“Welcome to Vermont: Home of a World-Class Public Education System” is the title of the vision statement on a quality education commissioned by the Vermont Superintendents Association in 2010. As the president of the Association at the time, I had a hand in organizing the two years of work which went into producing this vision statement and I helped author the above mentioned quote. I think the phrase “World Class” resonated with our membership because it was aspirational – we desired to transform Vermont’s public education system into a world class system.
Lately, there has been more discussion over what is meant by a world class education system. Last week the US Department of Education put out its white paper on international education strategy entitled, Succeeding Globally Through International Education and Engagement, and in 2012 several books on the topic were published (e.g. A World Class Education: Learning from International Models of Excellence and Innovation by Vivien Stewart, World Class Learners: Educating Creative and Entrepreneurial Students by Yong Zhao, and The Global Fourth Way: The Quest for Educational Excellence by Andy Hargreaves and Dennis Shirley). I thought I would synthesize the key concepts of these books in order to suggest policy design principles for Vermont as we begin to think about transforming our current educational system into a world class system.

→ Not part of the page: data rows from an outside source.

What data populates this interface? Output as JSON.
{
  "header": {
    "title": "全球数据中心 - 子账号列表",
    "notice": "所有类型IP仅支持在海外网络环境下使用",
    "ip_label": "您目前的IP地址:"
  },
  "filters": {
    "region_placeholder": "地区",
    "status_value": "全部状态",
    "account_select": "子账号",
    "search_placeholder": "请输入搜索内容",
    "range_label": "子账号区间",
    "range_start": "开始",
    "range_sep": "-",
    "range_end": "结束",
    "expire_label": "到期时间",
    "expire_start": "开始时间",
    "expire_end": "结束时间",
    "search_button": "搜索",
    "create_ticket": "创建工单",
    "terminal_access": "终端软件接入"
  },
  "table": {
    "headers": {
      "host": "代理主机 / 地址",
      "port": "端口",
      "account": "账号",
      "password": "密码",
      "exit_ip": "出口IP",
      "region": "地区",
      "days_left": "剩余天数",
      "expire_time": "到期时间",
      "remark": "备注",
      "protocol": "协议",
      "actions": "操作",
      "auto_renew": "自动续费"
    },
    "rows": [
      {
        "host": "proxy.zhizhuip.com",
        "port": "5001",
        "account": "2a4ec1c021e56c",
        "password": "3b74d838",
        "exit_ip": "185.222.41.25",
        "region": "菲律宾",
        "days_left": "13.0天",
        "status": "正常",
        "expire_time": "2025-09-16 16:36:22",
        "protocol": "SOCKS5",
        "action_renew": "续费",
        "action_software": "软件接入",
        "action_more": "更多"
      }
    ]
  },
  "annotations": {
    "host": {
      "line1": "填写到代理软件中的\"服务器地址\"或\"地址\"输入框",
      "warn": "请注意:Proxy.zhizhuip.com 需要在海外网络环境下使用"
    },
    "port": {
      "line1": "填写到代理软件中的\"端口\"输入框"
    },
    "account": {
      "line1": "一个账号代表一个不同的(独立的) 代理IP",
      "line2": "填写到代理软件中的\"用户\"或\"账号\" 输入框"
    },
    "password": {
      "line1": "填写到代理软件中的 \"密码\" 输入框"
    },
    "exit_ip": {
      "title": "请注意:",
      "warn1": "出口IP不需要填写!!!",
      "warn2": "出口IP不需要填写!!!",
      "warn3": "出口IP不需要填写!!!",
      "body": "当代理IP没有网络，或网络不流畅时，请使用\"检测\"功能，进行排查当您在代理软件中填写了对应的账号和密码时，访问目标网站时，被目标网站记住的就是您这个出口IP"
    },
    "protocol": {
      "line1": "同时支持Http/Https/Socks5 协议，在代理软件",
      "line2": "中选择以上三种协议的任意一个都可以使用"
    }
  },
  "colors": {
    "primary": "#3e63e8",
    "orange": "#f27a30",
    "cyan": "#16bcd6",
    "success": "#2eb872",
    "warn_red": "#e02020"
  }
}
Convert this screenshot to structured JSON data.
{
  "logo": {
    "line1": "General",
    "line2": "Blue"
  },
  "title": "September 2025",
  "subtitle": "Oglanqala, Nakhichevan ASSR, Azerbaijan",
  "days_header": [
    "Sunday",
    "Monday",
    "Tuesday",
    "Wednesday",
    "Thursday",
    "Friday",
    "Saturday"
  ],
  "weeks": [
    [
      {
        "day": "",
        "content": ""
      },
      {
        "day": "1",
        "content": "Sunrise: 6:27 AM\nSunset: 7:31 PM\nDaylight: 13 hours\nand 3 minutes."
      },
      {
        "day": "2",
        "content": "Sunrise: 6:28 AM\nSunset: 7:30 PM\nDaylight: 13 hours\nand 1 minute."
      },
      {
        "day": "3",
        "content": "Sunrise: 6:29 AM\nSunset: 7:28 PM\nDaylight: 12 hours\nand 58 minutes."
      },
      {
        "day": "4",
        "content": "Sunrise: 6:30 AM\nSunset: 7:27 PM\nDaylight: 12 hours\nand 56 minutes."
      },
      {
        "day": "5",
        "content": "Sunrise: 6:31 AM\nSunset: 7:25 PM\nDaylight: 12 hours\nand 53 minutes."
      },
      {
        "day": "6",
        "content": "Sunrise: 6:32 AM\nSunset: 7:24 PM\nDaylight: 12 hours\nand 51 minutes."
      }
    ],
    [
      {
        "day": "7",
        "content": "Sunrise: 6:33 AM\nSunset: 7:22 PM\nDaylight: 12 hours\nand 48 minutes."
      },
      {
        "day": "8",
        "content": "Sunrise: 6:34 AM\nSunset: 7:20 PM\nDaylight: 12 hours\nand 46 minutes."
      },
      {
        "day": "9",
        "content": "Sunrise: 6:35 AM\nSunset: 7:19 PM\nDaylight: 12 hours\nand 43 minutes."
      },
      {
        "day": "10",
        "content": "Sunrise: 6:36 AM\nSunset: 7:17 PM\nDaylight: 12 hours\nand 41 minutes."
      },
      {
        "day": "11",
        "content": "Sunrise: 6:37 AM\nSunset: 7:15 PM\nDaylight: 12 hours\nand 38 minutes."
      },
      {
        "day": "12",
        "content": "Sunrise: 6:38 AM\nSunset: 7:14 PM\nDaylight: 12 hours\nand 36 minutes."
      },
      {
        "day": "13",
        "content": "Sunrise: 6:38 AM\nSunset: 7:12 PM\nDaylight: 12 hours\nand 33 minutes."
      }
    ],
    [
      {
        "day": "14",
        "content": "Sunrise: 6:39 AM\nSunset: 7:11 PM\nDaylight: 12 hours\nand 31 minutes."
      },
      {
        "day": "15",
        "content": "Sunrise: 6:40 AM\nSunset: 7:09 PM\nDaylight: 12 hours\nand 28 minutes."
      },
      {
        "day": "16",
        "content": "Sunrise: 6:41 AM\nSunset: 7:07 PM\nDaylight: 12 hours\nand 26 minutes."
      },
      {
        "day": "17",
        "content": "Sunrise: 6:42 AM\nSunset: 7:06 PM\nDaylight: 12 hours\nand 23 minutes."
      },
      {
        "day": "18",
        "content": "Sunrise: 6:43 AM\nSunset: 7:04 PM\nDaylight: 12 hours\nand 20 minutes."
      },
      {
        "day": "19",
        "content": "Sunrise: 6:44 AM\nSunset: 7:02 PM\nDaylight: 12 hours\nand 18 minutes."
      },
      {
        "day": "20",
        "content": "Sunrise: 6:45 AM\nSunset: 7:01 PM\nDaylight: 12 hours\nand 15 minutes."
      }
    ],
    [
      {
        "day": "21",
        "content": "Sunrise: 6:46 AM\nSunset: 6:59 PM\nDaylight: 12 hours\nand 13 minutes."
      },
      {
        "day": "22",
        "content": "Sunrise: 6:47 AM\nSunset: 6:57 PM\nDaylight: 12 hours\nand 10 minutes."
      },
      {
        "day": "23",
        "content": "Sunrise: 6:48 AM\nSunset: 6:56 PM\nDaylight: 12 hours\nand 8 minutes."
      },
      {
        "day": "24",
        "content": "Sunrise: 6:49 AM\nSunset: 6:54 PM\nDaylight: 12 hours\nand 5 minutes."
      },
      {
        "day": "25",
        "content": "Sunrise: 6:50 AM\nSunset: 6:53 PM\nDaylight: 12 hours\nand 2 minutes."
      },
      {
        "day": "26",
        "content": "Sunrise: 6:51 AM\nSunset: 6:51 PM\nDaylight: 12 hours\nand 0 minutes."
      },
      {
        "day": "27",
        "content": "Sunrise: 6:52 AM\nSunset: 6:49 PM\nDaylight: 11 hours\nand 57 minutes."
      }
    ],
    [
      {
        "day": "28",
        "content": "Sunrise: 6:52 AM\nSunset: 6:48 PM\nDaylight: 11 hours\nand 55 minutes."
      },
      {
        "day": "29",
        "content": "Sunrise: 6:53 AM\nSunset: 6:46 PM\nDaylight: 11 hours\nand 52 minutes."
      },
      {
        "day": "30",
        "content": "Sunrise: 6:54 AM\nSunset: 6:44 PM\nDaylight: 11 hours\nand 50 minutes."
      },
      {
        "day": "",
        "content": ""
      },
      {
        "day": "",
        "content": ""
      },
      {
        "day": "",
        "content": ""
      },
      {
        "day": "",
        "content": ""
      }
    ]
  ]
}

- International Benchmarking – World class education systems benchmark themselves against other countries. They search out best practices from around the world and try to make sense of them in their own policy and cultural context. I think Vermont, like many US states, is too inward focused in terms of our educational standards and benchmarking. We frequently use grade normalization data from among our own schools (or regional data in the case of NECAP) to measure success when we should be comparing our students’ performance against their international peers.
- Strong Moral Commitment to the Success of All Students – Countries with world class education systems make an overt commitment to the educational success of all students, and make the necessary social investments to ensure their success. As compared to other developed countries, there is a higher degree of correlation between US performance on international benchmark exams and our relatively high rates of poverty. This means most high performing countries do a better job of closing the achievement gap between rich and poor students. Vermont needs to expand its focus on early education programs and seek stronger policy coordination and alignment between social and education systems.
- High Quality Teachers – There is consensus that one of the critical features of a world class education system is having high quality teachers. This means not only creating high quality teacher education programs at the university level, but also having well developed systems for ensuring teachers continue to develop their professional skills once they enter the work force. High quality teachers in world class systems have solid preparation in both content and pedagogy. Another common feature of world class education systems is the empowerment of teachers and a shift from accountability systems to responsibility systems – teachers are empowered and responsible for the success of their students. Interestingly, in Finland the best translation for “accountability” is “responsibility.” Vermont has some excellent teacher preparation programs, but these programs are fairly disconnected from teacher inservice professional development programs and teacher re-licensing activities.
- High Quality Curricula – In many world class educational systems, teachers develop curricula from the ground up with strong connections to educational researchers at the university level. Vermont should implement an instructional development platform which connects all teachers to educational researchers in the development of curricula. Such a system should also provide opportunities for connections with other teachers and educators from around the US and the world. Such a system would better ensure high quality curricula are provided throughout all regions of the state.
- Systems Thinking – World class education systems are the result of systems thinking on the part of policy makers. In these systems, education policy is very intentional and closely linked to social and economic development, and in some cases national survival. Vermont needs to have a clearer and more coherent approach to education policy, and needs to make a stronger connection between investments in education systems and social and economic development.
The better part of the argument for the need to create a world class education system comes from the economic perspective. Globalization has accelerated increasing the number of educated workers entering the global work force, and technology has increased the need for higher skilled workers and decreased the need for lower skilled workers. In short, our students will be competing for higher skilled jobs with students from all over the world not just with students from Vermont or from the US.
Yong Zhao makes a slightly different economic argument. He believes a world class system is one which makes the shift from preparing students for employment to preparing students to be entrepreneurs. His data suggest there is an inverse correlation between a country’s scores on international education exams such as PISA and a country’s entrepreneurial capabilities: aiming for standardization of curricula and better performance on high stakes international benchmark exams might diminish a country’s capacity for economic growth by discouraging the necessary capacity for innovation and creativity among its work force.
Another cautionary note pertains to the problems associated with trying to replicate education models found in different cultures. Many of the successful education systems can be seen as a function of a country’s unique history and culture. The fact that education in Singapore does not look like education in Finland points to the necessity for considering the uniqueness of the cultural context.
Nevertheless, I think Vermont needs to put more effort into understanding what works in education systems from around the world, and then trying to make sense of those system features from a Vermont perspective. I think it would be especially helpful to consider successful systems in countries or states which have a similar respect for local control. Alberta, for example, has an acknowledged world class education system which is highly decentralized. I think Alberta’s Initiative for School Improvement is worthy of further review.
As we talk about improving our educational system in Vermont, I think it is important to frame the conversation around creating a world class system. Vermont education has much to offer the world, but we would benefit greatly by learning from the educational approaches of other states and countries.